One of the sharpest cuts in the IOC’s decision to ban Russia from the 2018 Winter Olympics came from the decree that no Russian flags or anthems would be displayed during the Games. For a country deeply invested in national pride, the loss of that identity was a body blow.
But the IOC has released the new logo planned for Russian athletes who will compete in PyeongChang, and, well … the word “RUSSIA” is pretty obvious:
That’s a stark difference from the “Independent Olympic Athlete” logo usually displayed by athletes from suspended nations. For instance, here’s Fehaid Al-Deehani, an independent athlete from Kuwait, who won a gold medal in trap shooting at the Rio Games. He’s flanked by athletes from Italy and Great Britain, whose national identities are plain to see:

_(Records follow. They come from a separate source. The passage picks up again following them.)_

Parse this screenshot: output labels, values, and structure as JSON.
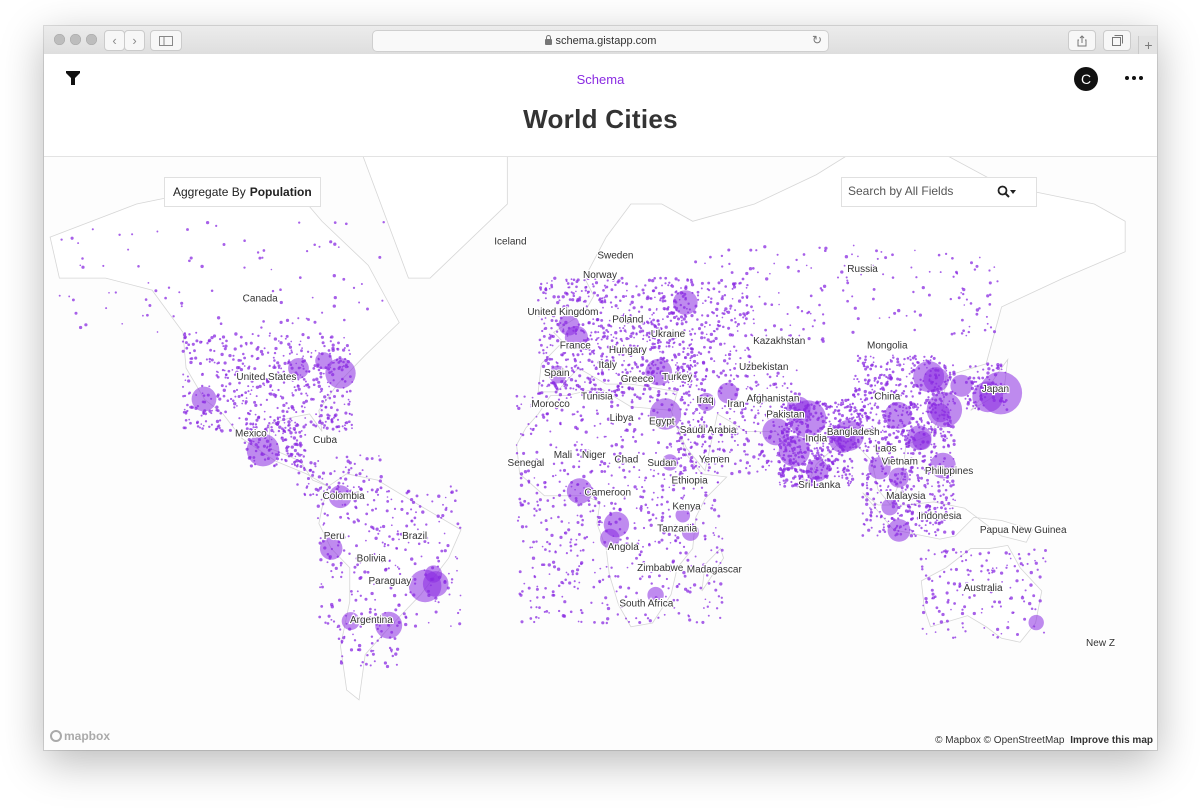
{
  "browser": {
    "url": "schema.gistapp.com"
  },
  "app": {
    "brand": "Schema",
    "title": "World Cities",
    "avatar_initial": "C"
  },
  "controls": {
    "aggregate_prefix": "Aggregate By",
    "aggregate_field": "Population",
    "search_placeholder": "Search by All Fields"
  },
  "map": {
    "point_color": "#8a2be2",
    "labels": [
      {
        "name": "Iceland",
        "lon": -19,
        "lat": 65
      },
      {
        "name": "Sweden",
        "lon": 15,
        "lat": 63
      },
      {
        "name": "Norway",
        "lon": 10,
        "lat": 60
      },
      {
        "name": "Russia",
        "lon": 95,
        "lat": 61
      },
      {
        "name": "Canada",
        "lon": -100,
        "lat": 56
      },
      {
        "name": "United Kingdom",
        "lon": -2,
        "lat": 53.5
      },
      {
        "name": "Poland",
        "lon": 19,
        "lat": 52
      },
      {
        "name": "Ukraine",
        "lon": 32,
        "lat": 49
      },
      {
        "name": "France",
        "lon": 2,
        "lat": 46.5
      },
      {
        "name": "Hungary",
        "lon": 19,
        "lat": 45.5
      },
      {
        "name": "Kazakhstan",
        "lon": 68,
        "lat": 47.5
      },
      {
        "name": "Mongolia",
        "lon": 103,
        "lat": 46.5
      },
      {
        "name": "Italy",
        "lon": 12.5,
        "lat": 42
      },
      {
        "name": "Uzbekistan",
        "lon": 63,
        "lat": 41.5
      },
      {
        "name": "Spain",
        "lon": -4,
        "lat": 40
      },
      {
        "name": "Greece",
        "lon": 22,
        "lat": 38.5
      },
      {
        "name": "Turkey",
        "lon": 35,
        "lat": 39
      },
      {
        "name": "United States",
        "lon": -98,
        "lat": 39
      },
      {
        "name": "China",
        "lon": 103,
        "lat": 34
      },
      {
        "name": "Japan",
        "lon": 138,
        "lat": 36
      },
      {
        "name": "Tunisia",
        "lon": 9,
        "lat": 34
      },
      {
        "name": "Iraq",
        "lon": 44,
        "lat": 33
      },
      {
        "name": "Afghanistan",
        "lon": 66,
        "lat": 33.5
      },
      {
        "name": "Iran",
        "lon": 54,
        "lat": 32
      },
      {
        "name": "Morocco",
        "lon": -6,
        "lat": 32
      },
      {
        "name": "Pakistan",
        "lon": 70,
        "lat": 29
      },
      {
        "name": "Libya",
        "lon": 17,
        "lat": 28
      },
      {
        "name": "Egypt",
        "lon": 30,
        "lat": 27
      },
      {
        "name": "Saudi Arabia",
        "lon": 45,
        "lat": 24.5
      },
      {
        "name": "Bangladesh",
        "lon": 92,
        "lat": 24
      },
      {
        "name": "India",
        "lon": 80,
        "lat": 22
      },
      {
        "name": "Mexico",
        "lon": -103,
        "lat": 23.5
      },
      {
        "name": "Cuba",
        "lon": -79,
        "lat": 21.5
      },
      {
        "name": "Laos",
        "lon": 102.5,
        "lat": 19
      },
      {
        "name": "Mali",
        "lon": -2,
        "lat": 17
      },
      {
        "name": "Niger",
        "lon": 8,
        "lat": 17
      },
      {
        "name": "Chad",
        "lon": 18.5,
        "lat": 15.5
      },
      {
        "name": "Sudan",
        "lon": 30,
        "lat": 14.5
      },
      {
        "name": "Yemen",
        "lon": 47,
        "lat": 15.5
      },
      {
        "name": "Vietnam",
        "lon": 107,
        "lat": 15
      },
      {
        "name": "Senegal",
        "lon": -14,
        "lat": 14.5
      },
      {
        "name": "Philippines",
        "lon": 123,
        "lat": 12
      },
      {
        "name": "Ethiopia",
        "lon": 39,
        "lat": 9
      },
      {
        "name": "Sri Lanka",
        "lon": 81,
        "lat": 7.5
      },
      {
        "name": "Malaysia",
        "lon": 109,
        "lat": 4
      },
      {
        "name": "Colombia",
        "lon": -73,
        "lat": 4
      },
      {
        "name": "Cameroon",
        "lon": 12.5,
        "lat": 5
      },
      {
        "name": "Kenya",
        "lon": 38,
        "lat": 0.5
      },
      {
        "name": "Indonesia",
        "lon": 120,
        "lat": -2.5
      },
      {
        "name": "Tanzania",
        "lon": 35,
        "lat": -6.5
      },
      {
        "name": "Papua New Guinea",
        "lon": 147,
        "lat": -7
      },
      {
        "name": "Brazil",
        "lon": -50,
        "lat": -9
      },
      {
        "name": "Peru",
        "lon": -76,
        "lat": -9
      },
      {
        "name": "Angola",
        "lon": 17.5,
        "lat": -12.5
      },
      {
        "name": "Bolivia",
        "lon": -64,
        "lat": -16
      },
      {
        "name": "Zimbabwe",
        "lon": 29.5,
        "lat": -19
      },
      {
        "name": "Madagascar",
        "lon": 47,
        "lat": -19.5
      },
      {
        "name": "Paraguay",
        "lon": -58,
        "lat": -23
      },
      {
        "name": "Australia",
        "lon": 134,
        "lat": -25
      },
      {
        "name": "South Africa",
        "lon": 25,
        "lat": -29.5
      },
      {
        "name": "Argentina",
        "lon": -64,
        "lat": -34
      },
      {
        "name": "New Z",
        "lon": 172,
        "lat": -40
      }
    ],
    "big_circles": [
      {
        "lon": 139.7,
        "lat": 35.7,
        "pop": 37400000
      },
      {
        "lon": 77.2,
        "lat": 28.6,
        "pop": 28500000
      },
      {
        "lon": 121.5,
        "lat": 31.2,
        "pop": 25600000
      },
      {
        "lon": -46.6,
        "lat": -23.5,
        "pop": 21650000
      },
      {
        "lon": -99.1,
        "lat": 19.4,
        "pop": 21580000
      },
      {
        "lon": 31.2,
        "lat": 30.0,
        "pop": 20080000
      },
      {
        "lon": 72.9,
        "lat": 19.1,
        "pop": 19980000
      },
      {
        "lon": 116.4,
        "lat": 39.9,
        "pop": 19620000
      },
      {
        "lon": 90.4,
        "lat": 23.8,
        "pop": 19580000
      },
      {
        "lon": 135.5,
        "lat": 34.7,
        "pop": 19280000
      },
      {
        "lon": -74.0,
        "lat": 40.7,
        "pop": 18820000
      },
      {
        "lon": 67.0,
        "lat": 24.9,
        "pop": 15400000
      },
      {
        "lon": -58.4,
        "lat": -34.6,
        "pop": 14970000
      },
      {
        "lon": 88.4,
        "lat": 22.6,
        "pop": 14680000
      },
      {
        "lon": 29.0,
        "lat": 41.0,
        "pop": 14750000
      },
      {
        "lon": 106.5,
        "lat": 29.6,
        "pop": 14840000
      },
      {
        "lon": 3.4,
        "lat": 6.5,
        "pop": 13460000
      },
      {
        "lon": 121.0,
        "lat": 14.6,
        "pop": 13480000
      },
      {
        "lon": 113.3,
        "lat": 23.1,
        "pop": 12640000
      },
      {
        "lon": -43.2,
        "lat": -22.9,
        "pop": 13290000
      },
      {
        "lon": 118.8,
        "lat": 39.1,
        "pop": 13210000
      },
      {
        "lon": 37.6,
        "lat": 55.8,
        "pop": 12410000
      },
      {
        "lon": 2.35,
        "lat": 48.9,
        "pop": 10900000
      },
      {
        "lon": 80.3,
        "lat": 13.1,
        "pop": 10460000
      },
      {
        "lon": -77.0,
        "lat": -12.0,
        "pop": 10390000
      },
      {
        "lon": -118.2,
        "lat": 34.1,
        "pop": 12460000
      },
      {
        "lon": -0.1,
        "lat": 51.5,
        "pop": 9050000
      },
      {
        "lon": 106.8,
        "lat": -6.2,
        "pop": 10520000
      },
      {
        "lon": 100.5,
        "lat": 13.8,
        "pop": 10160000
      },
      {
        "lon": 126.98,
        "lat": 37.6,
        "pop": 9960000
      },
      {
        "lon": 51.4,
        "lat": 35.7,
        "pop": 8900000
      },
      {
        "lon": 74.3,
        "lat": 31.5,
        "pop": 11740000
      },
      {
        "lon": 103.8,
        "lat": 1.35,
        "pop": 5790000
      },
      {
        "lon": -87.6,
        "lat": 41.9,
        "pop": 8860000
      },
      {
        "lon": -74.1,
        "lat": 4.7,
        "pop": 10570000
      },
      {
        "lon": 15.3,
        "lat": -4.3,
        "pop": 13170000
      },
      {
        "lon": 44.4,
        "lat": 33.3,
        "pop": 6800000
      },
      {
        "lon": 120.2,
        "lat": 30.3,
        "pop": 7240000
      },
      {
        "lon": 114.2,
        "lat": 22.3,
        "pop": 7430000
      },
      {
        "lon": 106.7,
        "lat": 10.8,
        "pop": 8150000
      },
      {
        "lon": -3.7,
        "lat": 40.4,
        "pop": 6500000
      },
      {
        "lon": 32.6,
        "lat": 15.6,
        "pop": 5530000
      },
      {
        "lon": 36.8,
        "lat": -1.3,
        "pop": 4390000
      },
      {
        "lon": 28.0,
        "lat": -26.2,
        "pop": 5490000
      },
      {
        "lon": -79.4,
        "lat": 43.7,
        "pop": 6080000
      },
      {
        "lon": 151.2,
        "lat": -33.9,
        "pop": 4790000
      },
      {
        "lon": -70.7,
        "lat": -33.5,
        "pop": 6680000
      },
      {
        "lon": 39.3,
        "lat": -6.8,
        "pop": 6050000
      },
      {
        "lon": 13.2,
        "lat": -8.8,
        "pop": 7780000
      },
      {
        "lon": -43.9,
        "lat": -19.9,
        "pop": 5970000
      }
    ]
  },
  "footer": {
    "mapbox_logo": "mapbox",
    "attribution": "© Mapbox © OpenStreetMap",
    "improve_link": "Improve this map"
  }
}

The logo, per IOC guidelines, must be of one color and can’t be combined with any other colors; it also can’t come anywhere close to Russia’s national colors. RUSSIA is present, yes, but it must be written in English.
It’s not an Olympic story without a healthy dose of rumor, speculation, and controversy, and the sentiment burbling around Olympic circles is that the Russian athletes’ logo is different because the IOC wants to keep Russia from boycotting the Games entirely. True or not, it’s indisputable that this is a different logo than we’ve seen before, which is only appropriate given that the Russian doping scandal is different from any other Olympic controversy we’ve ever seen before.
Jay Busbee is a writer for Yahoo Sports and the author of EARNHARDT NATION, on sale now at Amazon or wherever books are sold. Contact him at firstname.lastname@example.org or find him on Twitter or on Facebook.